_Activity_:
Review the material line by line. Identify and copy every line that contains the string "document".
-.-.-
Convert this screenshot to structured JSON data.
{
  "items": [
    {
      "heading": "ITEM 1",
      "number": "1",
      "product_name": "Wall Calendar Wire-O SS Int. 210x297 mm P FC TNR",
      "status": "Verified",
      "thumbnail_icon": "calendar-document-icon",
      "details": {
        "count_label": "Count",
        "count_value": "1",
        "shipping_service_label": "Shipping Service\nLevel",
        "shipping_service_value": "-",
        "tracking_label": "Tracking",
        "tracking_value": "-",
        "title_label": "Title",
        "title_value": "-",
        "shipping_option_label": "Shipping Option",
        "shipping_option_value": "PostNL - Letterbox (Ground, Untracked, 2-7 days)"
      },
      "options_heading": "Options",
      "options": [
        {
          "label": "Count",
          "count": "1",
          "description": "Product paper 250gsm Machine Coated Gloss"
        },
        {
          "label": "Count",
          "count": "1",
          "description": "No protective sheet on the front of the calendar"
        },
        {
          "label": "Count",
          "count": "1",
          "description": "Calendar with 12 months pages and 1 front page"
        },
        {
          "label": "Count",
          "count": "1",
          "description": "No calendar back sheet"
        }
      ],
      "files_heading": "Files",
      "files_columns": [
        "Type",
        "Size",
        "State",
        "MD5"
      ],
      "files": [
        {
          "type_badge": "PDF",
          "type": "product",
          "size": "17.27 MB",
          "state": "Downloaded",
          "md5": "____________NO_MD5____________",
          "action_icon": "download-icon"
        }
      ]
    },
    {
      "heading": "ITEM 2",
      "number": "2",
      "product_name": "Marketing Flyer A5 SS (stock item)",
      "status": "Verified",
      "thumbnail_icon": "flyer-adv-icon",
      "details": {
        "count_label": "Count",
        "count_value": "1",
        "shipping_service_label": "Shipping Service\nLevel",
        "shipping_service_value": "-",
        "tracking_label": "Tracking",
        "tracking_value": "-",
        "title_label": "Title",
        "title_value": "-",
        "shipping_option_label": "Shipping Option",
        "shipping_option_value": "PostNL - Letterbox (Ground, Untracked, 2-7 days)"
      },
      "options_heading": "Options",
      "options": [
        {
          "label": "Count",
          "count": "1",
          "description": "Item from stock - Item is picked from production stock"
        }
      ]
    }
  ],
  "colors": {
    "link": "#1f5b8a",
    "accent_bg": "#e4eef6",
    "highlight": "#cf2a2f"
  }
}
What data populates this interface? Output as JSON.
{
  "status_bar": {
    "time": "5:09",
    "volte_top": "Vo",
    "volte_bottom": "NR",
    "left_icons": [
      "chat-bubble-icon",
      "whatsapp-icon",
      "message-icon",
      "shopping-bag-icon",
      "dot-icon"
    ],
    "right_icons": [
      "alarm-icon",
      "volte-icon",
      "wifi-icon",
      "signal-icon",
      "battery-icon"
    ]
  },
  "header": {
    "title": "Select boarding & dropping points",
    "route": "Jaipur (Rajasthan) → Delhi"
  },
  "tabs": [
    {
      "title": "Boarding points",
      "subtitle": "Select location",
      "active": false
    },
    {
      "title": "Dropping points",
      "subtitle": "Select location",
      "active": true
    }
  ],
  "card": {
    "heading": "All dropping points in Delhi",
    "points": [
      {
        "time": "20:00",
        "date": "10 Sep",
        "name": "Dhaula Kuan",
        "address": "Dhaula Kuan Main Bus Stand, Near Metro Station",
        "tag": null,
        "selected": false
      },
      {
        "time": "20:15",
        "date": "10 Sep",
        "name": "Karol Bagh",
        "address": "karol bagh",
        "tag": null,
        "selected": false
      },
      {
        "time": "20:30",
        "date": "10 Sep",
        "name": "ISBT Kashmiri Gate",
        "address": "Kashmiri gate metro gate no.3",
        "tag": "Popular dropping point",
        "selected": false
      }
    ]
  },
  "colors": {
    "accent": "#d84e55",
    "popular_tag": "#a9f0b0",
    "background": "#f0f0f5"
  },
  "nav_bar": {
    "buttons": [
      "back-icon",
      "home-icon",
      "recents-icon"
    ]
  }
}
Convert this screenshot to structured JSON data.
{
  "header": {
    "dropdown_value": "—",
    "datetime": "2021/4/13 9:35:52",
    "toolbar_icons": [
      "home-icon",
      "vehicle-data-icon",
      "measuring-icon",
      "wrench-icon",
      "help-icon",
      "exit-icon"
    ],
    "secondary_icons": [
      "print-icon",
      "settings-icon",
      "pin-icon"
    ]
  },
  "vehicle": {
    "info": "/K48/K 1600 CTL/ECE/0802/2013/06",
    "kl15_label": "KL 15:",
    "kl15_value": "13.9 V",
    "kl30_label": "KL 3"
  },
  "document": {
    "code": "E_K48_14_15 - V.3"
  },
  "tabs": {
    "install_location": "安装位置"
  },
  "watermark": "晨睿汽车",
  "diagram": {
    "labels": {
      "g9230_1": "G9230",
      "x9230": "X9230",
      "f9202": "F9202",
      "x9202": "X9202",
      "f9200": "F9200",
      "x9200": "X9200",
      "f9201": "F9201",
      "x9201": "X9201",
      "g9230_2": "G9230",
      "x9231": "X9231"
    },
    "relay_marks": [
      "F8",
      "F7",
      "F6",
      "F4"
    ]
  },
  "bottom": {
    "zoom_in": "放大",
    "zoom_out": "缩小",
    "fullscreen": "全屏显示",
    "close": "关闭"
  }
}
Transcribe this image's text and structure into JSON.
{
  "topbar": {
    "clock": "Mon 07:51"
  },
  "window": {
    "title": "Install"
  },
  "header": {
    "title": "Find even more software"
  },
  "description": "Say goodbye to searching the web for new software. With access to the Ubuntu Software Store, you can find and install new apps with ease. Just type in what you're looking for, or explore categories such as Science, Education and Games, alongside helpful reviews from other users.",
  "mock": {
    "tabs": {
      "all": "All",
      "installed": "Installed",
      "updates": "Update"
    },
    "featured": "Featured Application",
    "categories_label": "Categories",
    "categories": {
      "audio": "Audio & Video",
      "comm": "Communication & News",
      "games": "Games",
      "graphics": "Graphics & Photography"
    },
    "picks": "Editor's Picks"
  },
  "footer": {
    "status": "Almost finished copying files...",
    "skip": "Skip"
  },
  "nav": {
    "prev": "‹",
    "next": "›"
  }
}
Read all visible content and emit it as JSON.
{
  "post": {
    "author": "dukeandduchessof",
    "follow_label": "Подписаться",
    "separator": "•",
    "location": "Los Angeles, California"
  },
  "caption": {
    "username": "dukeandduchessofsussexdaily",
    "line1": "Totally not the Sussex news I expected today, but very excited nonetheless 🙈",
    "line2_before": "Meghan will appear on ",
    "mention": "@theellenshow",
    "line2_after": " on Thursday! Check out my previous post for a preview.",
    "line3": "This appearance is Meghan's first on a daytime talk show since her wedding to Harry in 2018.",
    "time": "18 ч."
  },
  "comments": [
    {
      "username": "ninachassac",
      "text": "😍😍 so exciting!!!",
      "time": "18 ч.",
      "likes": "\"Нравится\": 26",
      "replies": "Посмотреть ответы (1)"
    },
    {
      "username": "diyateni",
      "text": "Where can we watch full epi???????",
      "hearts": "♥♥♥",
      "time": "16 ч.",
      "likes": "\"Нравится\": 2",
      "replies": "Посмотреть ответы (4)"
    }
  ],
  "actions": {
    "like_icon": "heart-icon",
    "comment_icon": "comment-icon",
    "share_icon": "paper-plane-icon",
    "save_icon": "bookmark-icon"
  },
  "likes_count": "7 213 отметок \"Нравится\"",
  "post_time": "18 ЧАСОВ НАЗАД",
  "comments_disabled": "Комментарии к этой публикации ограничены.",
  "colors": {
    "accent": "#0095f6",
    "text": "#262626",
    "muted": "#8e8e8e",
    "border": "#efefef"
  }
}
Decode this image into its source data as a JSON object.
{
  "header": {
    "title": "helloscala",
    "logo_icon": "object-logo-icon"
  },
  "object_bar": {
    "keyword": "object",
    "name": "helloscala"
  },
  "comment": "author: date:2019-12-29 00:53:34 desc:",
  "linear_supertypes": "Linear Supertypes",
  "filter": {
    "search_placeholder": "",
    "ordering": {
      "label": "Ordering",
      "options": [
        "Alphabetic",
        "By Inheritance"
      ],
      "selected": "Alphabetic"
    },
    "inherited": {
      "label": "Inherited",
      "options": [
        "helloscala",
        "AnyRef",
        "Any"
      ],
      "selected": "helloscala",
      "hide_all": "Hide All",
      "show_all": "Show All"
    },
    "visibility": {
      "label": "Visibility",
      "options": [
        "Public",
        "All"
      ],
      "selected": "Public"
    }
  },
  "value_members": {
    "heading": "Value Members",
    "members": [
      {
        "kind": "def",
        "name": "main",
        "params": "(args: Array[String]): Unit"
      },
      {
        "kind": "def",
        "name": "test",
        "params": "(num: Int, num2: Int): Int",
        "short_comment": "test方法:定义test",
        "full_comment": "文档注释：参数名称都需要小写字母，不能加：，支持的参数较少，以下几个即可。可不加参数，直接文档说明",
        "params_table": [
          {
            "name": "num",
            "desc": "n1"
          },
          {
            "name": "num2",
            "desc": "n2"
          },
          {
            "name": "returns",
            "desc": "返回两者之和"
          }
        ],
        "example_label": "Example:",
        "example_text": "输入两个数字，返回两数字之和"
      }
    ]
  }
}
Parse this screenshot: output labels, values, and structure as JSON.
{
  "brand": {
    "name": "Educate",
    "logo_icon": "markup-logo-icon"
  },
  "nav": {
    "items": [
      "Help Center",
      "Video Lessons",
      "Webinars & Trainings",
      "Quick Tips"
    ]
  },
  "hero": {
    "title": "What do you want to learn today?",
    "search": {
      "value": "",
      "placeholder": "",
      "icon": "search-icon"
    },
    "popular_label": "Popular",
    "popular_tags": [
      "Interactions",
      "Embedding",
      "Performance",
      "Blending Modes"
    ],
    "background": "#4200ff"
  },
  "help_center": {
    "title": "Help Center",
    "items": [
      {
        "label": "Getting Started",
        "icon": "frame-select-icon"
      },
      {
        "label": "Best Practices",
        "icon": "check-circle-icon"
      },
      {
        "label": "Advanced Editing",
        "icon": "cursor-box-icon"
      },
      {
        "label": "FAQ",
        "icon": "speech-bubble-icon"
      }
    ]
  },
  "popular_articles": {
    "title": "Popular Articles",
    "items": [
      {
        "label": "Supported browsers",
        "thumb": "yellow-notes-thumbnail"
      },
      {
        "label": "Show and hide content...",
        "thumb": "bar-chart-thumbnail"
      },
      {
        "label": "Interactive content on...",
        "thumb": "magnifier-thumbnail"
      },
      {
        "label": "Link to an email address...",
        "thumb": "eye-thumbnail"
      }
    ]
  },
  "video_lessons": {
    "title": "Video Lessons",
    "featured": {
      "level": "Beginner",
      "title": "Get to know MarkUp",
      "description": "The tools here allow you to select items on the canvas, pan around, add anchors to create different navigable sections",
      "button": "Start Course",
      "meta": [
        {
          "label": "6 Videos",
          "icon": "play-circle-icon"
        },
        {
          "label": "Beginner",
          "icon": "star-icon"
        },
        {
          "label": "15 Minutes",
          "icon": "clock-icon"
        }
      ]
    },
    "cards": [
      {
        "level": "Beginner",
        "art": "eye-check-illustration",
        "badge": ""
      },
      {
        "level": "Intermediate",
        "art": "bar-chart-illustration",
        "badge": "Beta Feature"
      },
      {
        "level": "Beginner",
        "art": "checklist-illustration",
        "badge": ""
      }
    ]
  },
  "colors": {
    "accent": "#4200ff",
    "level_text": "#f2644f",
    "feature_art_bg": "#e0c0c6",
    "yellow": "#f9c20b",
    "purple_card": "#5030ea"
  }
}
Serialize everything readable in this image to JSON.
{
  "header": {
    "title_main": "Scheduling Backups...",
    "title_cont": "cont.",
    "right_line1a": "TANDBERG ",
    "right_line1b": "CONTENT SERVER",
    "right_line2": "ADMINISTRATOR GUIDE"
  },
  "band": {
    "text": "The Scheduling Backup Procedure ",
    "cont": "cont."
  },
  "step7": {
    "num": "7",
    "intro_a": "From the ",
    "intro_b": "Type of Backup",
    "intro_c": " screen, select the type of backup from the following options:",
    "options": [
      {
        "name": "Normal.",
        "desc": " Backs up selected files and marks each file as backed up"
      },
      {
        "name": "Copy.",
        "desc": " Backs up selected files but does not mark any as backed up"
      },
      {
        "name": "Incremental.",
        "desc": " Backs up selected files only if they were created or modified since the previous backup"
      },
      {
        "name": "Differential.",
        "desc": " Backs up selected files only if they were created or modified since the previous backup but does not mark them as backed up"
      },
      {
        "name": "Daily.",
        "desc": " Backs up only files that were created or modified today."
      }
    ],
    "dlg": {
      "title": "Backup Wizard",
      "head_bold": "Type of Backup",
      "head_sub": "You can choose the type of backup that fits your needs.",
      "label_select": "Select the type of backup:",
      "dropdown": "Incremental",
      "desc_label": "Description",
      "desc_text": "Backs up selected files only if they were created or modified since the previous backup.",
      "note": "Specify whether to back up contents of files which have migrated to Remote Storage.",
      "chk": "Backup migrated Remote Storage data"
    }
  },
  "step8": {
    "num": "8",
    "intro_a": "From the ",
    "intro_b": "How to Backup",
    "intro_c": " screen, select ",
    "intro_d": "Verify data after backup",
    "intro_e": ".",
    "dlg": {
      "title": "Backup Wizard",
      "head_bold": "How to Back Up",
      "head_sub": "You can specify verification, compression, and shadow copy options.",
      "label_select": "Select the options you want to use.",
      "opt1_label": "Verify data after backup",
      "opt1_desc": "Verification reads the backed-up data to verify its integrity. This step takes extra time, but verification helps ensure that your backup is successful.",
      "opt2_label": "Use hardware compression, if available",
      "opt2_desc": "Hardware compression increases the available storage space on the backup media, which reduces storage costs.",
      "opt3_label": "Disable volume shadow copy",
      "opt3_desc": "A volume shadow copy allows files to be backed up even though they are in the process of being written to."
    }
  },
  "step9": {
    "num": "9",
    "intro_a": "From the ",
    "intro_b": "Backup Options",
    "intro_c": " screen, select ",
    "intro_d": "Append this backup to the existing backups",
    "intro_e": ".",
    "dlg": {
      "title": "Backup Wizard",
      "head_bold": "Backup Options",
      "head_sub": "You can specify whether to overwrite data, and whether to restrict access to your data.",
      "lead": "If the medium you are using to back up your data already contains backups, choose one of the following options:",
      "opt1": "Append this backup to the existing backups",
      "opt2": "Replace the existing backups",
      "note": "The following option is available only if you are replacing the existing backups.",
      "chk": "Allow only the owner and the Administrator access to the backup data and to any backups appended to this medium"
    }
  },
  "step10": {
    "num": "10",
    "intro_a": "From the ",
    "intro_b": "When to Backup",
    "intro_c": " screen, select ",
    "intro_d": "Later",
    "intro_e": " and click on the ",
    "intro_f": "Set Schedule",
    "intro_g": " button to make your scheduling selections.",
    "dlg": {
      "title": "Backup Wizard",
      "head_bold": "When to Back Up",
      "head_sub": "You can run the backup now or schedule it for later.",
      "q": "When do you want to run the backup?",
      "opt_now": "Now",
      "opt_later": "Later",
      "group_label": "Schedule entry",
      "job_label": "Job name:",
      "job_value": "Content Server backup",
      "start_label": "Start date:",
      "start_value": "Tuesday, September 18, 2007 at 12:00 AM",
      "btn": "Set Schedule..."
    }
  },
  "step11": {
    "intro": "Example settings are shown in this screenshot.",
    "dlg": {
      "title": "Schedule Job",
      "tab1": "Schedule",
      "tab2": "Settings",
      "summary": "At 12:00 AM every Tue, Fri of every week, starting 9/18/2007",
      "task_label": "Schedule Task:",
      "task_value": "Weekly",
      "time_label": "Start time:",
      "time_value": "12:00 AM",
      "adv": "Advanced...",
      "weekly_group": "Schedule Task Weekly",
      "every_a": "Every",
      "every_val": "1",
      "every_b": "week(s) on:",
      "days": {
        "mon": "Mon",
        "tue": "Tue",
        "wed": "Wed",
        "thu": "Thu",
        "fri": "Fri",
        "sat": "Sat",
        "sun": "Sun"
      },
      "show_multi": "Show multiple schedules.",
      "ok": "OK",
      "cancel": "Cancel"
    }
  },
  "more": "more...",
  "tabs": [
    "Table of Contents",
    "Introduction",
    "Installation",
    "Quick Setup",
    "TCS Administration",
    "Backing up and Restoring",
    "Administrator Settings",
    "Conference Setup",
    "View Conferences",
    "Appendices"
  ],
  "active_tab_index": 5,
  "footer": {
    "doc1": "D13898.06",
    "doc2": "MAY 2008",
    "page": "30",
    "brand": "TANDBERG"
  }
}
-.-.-
_Finished exercise_:
      "thumbnail_icon": "calendar-document-icon",
  "document": {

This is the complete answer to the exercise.